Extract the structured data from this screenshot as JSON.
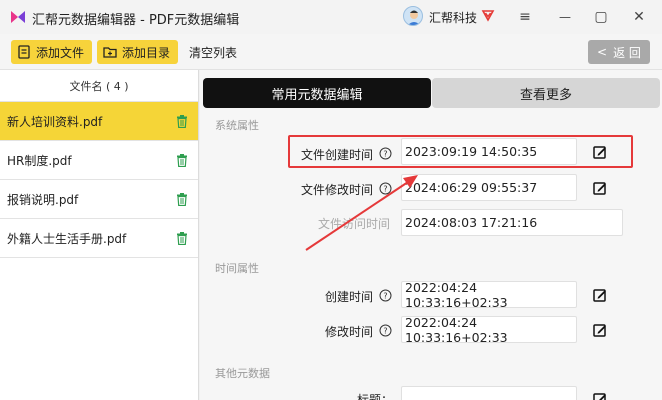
{
  "app": {
    "title": "汇帮元数据编辑器 - PDF元数据编辑",
    "user_name": "汇帮科技"
  },
  "window_controls": {
    "menu": "≡",
    "minimize": "—",
    "maximize": "▢",
    "close": "✕"
  },
  "toolbar": {
    "add_file": "添加文件",
    "add_folder": "添加目录",
    "clear_list": "清空列表",
    "back": "返 回"
  },
  "file_list": {
    "header": "文件名 ( 4 )",
    "items": [
      {
        "name": "新人培训资料.pdf",
        "active": true
      },
      {
        "name": "HR制度.pdf",
        "active": false
      },
      {
        "name": "报销说明.pdf",
        "active": false
      },
      {
        "name": "外籍人士生活手册.pdf",
        "active": false
      }
    ]
  },
  "tabs": {
    "common": "常用元数据编辑",
    "more": "查看更多"
  },
  "sections": {
    "system": "系统属性",
    "time": "时间属性",
    "other": "其他元数据"
  },
  "system_props": {
    "created_label": "文件创建时间",
    "created_value": "2023:09:19 14:50:35",
    "modified_label": "文件修改时间",
    "modified_value": "2024:06:29 09:55:37",
    "accessed_label": "文件访问时间",
    "accessed_value": "2024:08:03 17:21:16"
  },
  "time_props": {
    "create_label": "创建时间",
    "create_value": "2022:04:24 10:33:16+02:33",
    "modify_label": "修改时间",
    "modify_value": "2022:04:24 10:33:16+02:33"
  },
  "other_props": {
    "title_label": "标题："
  },
  "colors": {
    "accent_yellow": "#f5d537",
    "highlight_red": "#e5393a",
    "tab_active": "#111111"
  }
}
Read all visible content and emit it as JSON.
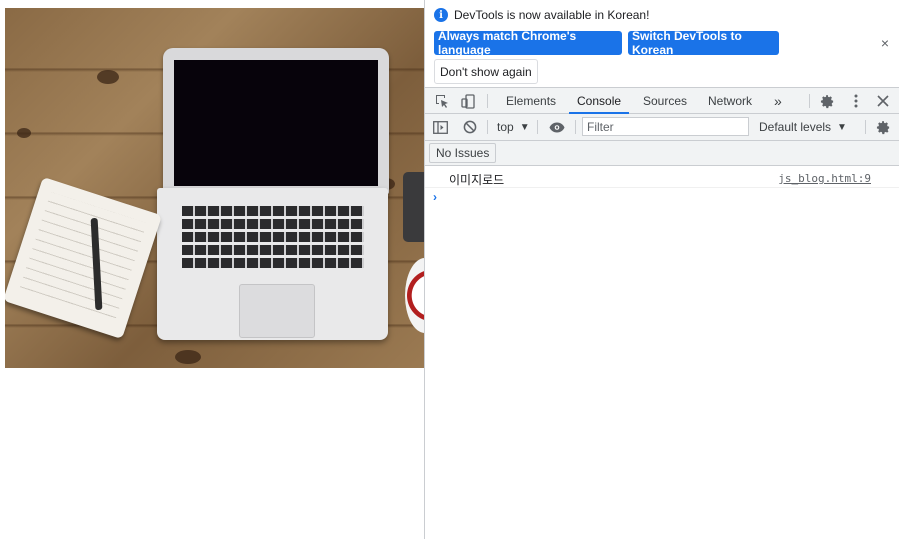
{
  "photo": {
    "alt": "laptop on wooden desk"
  },
  "devtools": {
    "infobar": {
      "message": "DevTools is now available in Korean!",
      "match_button": "Always match Chrome's language",
      "switch_button": "Switch DevTools to Korean",
      "dont_show": "Don't show again",
      "close": "×"
    },
    "tabs": {
      "elements": "Elements",
      "console": "Console",
      "sources": "Sources",
      "network": "Network",
      "more": "»"
    },
    "toolbar": {
      "context": "top",
      "filter_placeholder": "Filter",
      "levels": "Default levels"
    },
    "issues": {
      "label": "No Issues"
    },
    "console": {
      "messages": [
        {
          "text": "이미지로드",
          "source": "js_blog.html:9"
        }
      ],
      "prompt": "›"
    }
  },
  "colors": {
    "accent": "#1a73e8",
    "toolbar_bg": "#f1f3f4",
    "border": "#cacdd1"
  },
  "icons": [
    "info-icon",
    "inspect-icon",
    "device-toggle-icon",
    "gear-icon",
    "kebab-menu-icon",
    "close-icon",
    "sidebar-icon",
    "clear-console-icon",
    "eye-icon",
    "dropdown-arrow-icon"
  ]
}
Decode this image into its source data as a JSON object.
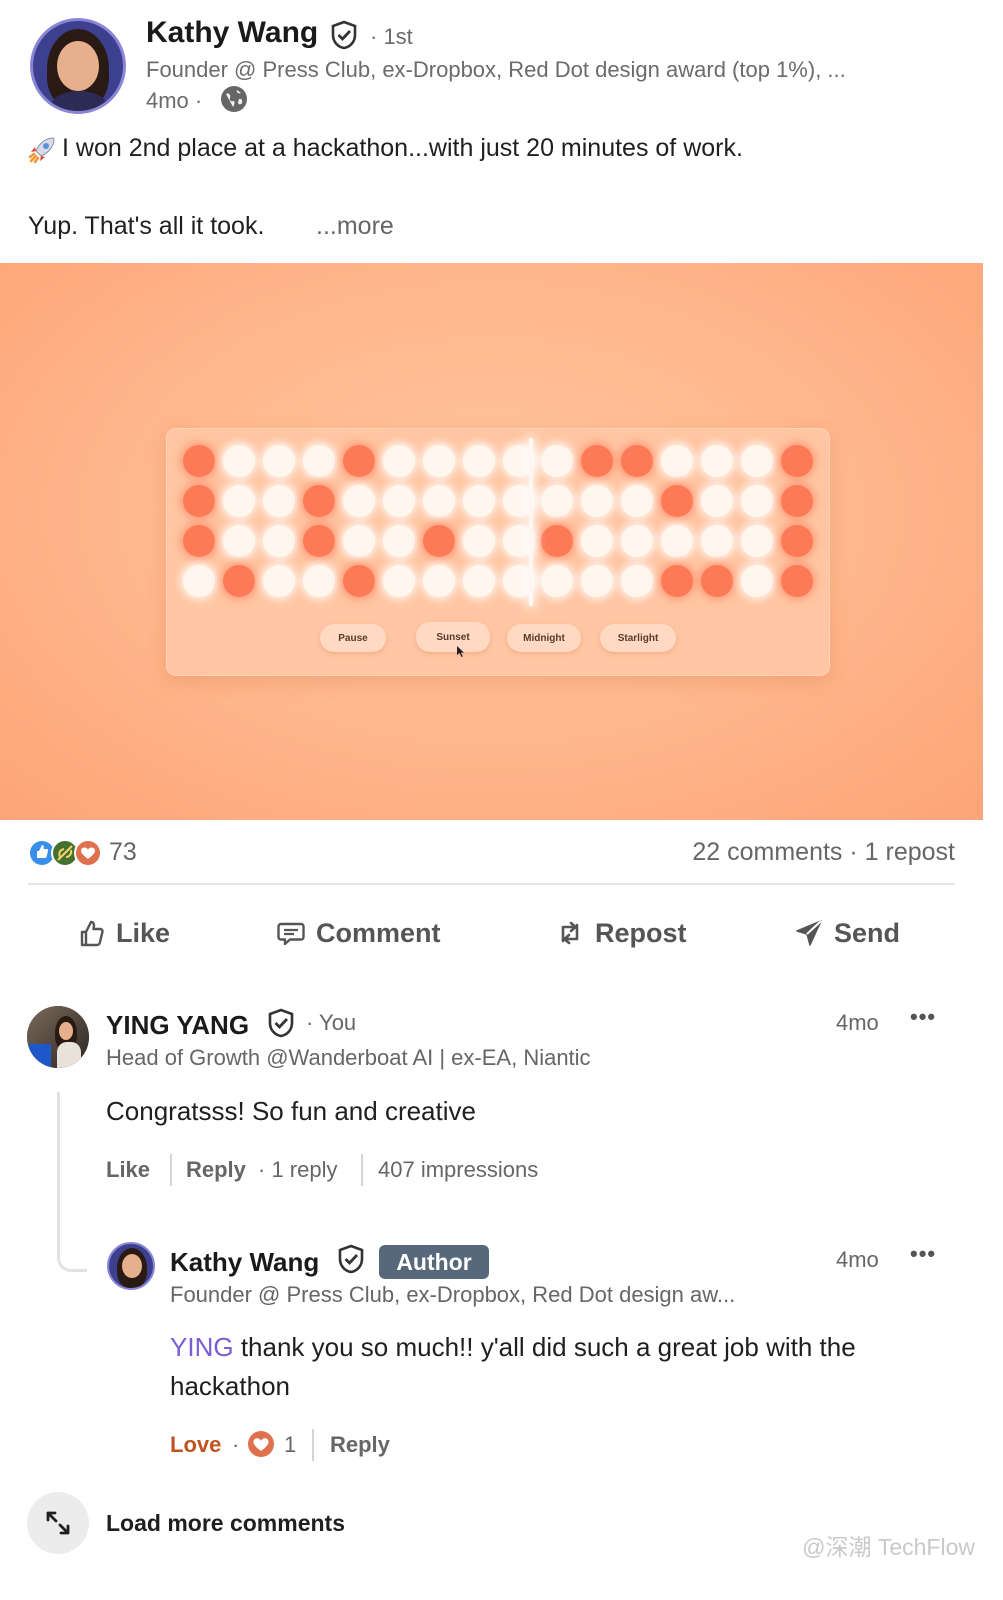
{
  "post": {
    "author_name": "Kathy Wang",
    "degree": "· 1st",
    "headline": "Founder @ Press Club, ex-Dropbox, Red Dot design award (top 1%), ...",
    "time": "4mo ·",
    "text_line1": "I won 2nd place at a hackathon...with just 20 minutes of work.",
    "text_line2": "Yup. That's all it took.",
    "more_link": "...more"
  },
  "media": {
    "buttons": [
      "Pause",
      "Sunset",
      "Midnight",
      "Starlight"
    ],
    "grid_colors": {
      "on": "#fd7a57",
      "off": "#fff6ee",
      "background": "#ffb58a"
    }
  },
  "stats": {
    "reactions_count": "73",
    "comments_reposts": "22 comments · 1 repost"
  },
  "actions": {
    "like": "Like",
    "comment": "Comment",
    "repost": "Repost",
    "send": "Send"
  },
  "comment1": {
    "name": "YING YANG",
    "you": "· You",
    "headline": "Head of Growth @Wanderboat AI | ex-EA, Niantic",
    "time": "4mo",
    "text": "Congratsss! So fun and creative",
    "like": "Like",
    "reply": "Reply",
    "reply_count": "· 1 reply",
    "impressions": "407 impressions"
  },
  "reply1": {
    "name": "Kathy Wang",
    "badge": "Author",
    "headline": "Founder @ Press Club, ex-Dropbox, Red Dot design aw...",
    "time": "4mo",
    "mention": "YING",
    "text_line1": "thank you so much!! y'all did such a great job with the",
    "text_line2": "hackathon",
    "love": "Love",
    "love_sep": "·",
    "love_count": "1",
    "reply": "Reply"
  },
  "load_more": "Load more comments",
  "watermark": "@深潮 TechFlow",
  "colors": {
    "mention": "#7b5bd6",
    "love": "#c0531e",
    "badge": "#56687a"
  }
}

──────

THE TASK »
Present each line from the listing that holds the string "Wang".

WRITTEN REPLY »
    "author_name": "Kathy Wang",
    "name": "Kathy Wang",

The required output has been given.